-- Source material follows --

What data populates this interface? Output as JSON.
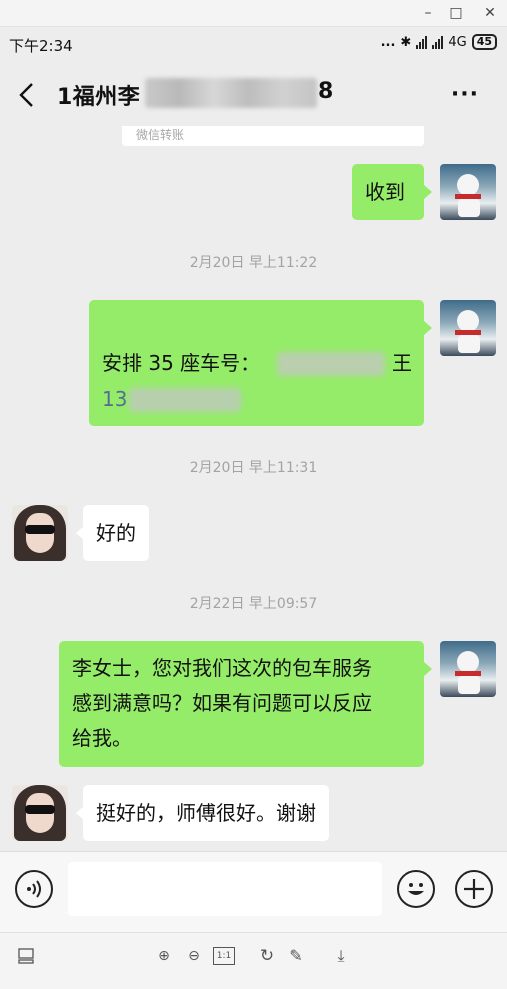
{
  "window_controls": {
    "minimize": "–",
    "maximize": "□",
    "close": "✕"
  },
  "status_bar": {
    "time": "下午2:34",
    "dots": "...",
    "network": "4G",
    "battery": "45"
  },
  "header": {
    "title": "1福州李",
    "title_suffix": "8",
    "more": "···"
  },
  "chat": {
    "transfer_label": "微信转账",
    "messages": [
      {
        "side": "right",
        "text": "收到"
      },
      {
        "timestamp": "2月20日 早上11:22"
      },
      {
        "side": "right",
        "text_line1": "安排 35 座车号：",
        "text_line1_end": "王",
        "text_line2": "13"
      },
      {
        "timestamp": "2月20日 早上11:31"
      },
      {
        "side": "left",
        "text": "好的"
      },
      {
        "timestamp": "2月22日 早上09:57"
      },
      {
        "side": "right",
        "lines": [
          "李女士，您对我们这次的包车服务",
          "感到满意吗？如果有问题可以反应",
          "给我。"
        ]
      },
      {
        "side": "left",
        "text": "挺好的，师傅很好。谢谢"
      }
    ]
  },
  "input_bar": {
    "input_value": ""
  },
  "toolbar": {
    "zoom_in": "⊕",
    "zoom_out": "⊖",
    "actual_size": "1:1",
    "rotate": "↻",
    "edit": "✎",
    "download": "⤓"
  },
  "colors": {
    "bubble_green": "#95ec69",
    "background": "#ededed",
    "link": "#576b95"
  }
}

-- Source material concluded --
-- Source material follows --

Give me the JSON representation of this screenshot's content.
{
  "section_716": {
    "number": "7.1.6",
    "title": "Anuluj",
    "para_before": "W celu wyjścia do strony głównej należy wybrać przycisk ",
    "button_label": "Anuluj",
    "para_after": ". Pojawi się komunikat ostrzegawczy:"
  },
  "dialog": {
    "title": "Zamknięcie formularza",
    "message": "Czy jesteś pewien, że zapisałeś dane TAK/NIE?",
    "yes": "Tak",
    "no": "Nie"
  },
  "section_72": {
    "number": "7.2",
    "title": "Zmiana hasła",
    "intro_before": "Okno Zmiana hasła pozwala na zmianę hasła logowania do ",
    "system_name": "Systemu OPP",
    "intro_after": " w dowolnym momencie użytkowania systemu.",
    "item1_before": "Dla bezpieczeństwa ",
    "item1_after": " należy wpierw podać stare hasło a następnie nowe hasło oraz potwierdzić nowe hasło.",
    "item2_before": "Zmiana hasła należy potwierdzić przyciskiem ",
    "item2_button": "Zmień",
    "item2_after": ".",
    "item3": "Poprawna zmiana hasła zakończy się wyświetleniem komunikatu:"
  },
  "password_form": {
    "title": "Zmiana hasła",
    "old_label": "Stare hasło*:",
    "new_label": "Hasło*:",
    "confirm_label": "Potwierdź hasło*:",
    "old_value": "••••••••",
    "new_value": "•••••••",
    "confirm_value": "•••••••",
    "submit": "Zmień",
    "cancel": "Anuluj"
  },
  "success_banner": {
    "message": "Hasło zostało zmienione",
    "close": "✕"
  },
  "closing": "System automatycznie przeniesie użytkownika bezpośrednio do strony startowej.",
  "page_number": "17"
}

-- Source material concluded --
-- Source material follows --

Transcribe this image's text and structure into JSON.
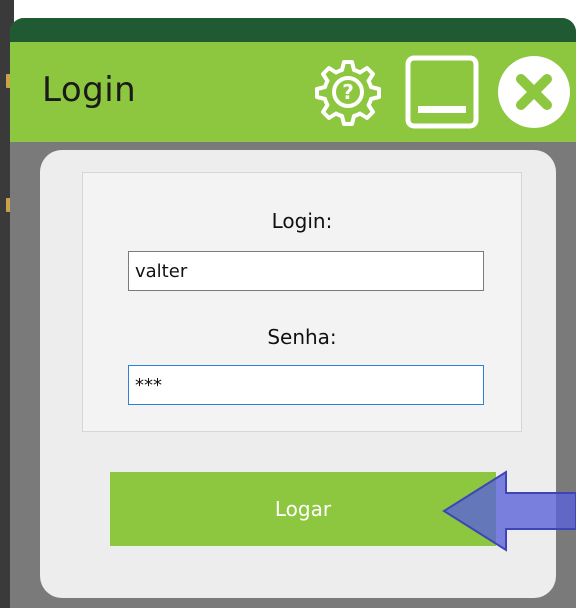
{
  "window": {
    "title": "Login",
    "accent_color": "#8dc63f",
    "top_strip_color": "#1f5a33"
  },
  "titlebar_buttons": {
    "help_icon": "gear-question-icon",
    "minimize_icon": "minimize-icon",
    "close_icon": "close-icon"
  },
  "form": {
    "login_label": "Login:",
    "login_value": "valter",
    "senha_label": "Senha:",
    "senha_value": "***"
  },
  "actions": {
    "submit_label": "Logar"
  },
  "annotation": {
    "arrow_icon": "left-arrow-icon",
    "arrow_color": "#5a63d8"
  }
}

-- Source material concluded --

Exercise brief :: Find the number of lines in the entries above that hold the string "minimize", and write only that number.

Written reply :: 2